> Anyone who thought about the claims that XML would revolutionize search
engines for more than 10 minutes would have realized how unjustified those
claims were. The MetaCrap essay is an excellent summary of the exactly
why such thinking was folly. If there is anything to learn from that
undelivered promise it isn't your points (1) and (2) below but that
technological solutions that depend significantly on [excessive] human
intervention to create automated processes are doomed to failure.
> One end of the spectrum is the package tracking system used by UPS
which although significantly dependent on human intervention to work
(packages must be scanned at every stop) do not alter the shipping process
significantly since package handlers merely have to scan the boxes they are
moving. The other end of the spectrum are things like RDF and the "semantic
search engine markup" which require significantly altering application
processes while needing agreement from dozens of distinct entities even
after making these alterations.
No doubt that is true, but imagine if a single company, say GE or GM were to
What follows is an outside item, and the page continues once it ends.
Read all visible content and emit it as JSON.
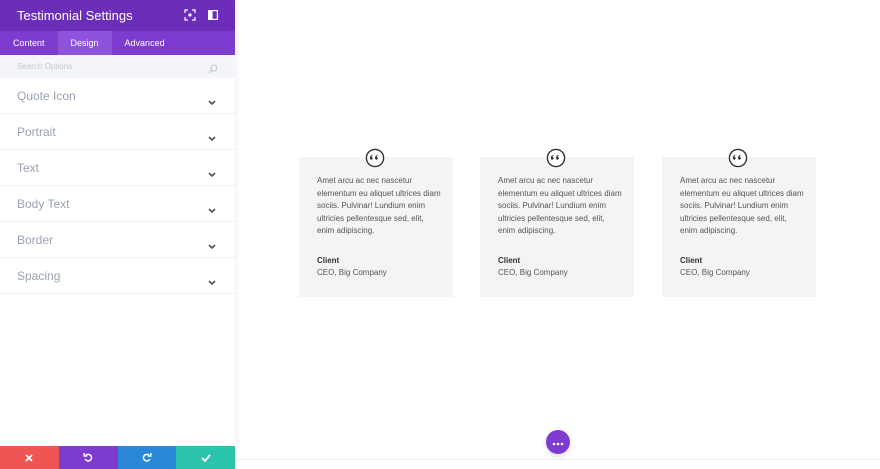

Any vendor who wishes to sell *any* parts to [GE] must declare its intention
by submitting a URI to the following location ... The URI will be
dereferenced with the following header:
Accept: application/rdf+xml; application/owl+xml
the document returned must describe the intended part(s) the vendor wished
to sell. The bid will get faster/better attention if it uses terms from the
following vocabulary/ontology ...
Now say that is the start of a Google for the SW. I am not saying that this
actually _will_ work, just that it _might_ work, and there are a few [large]
companies willing to invest substantial resources into looking at this and
developing it further.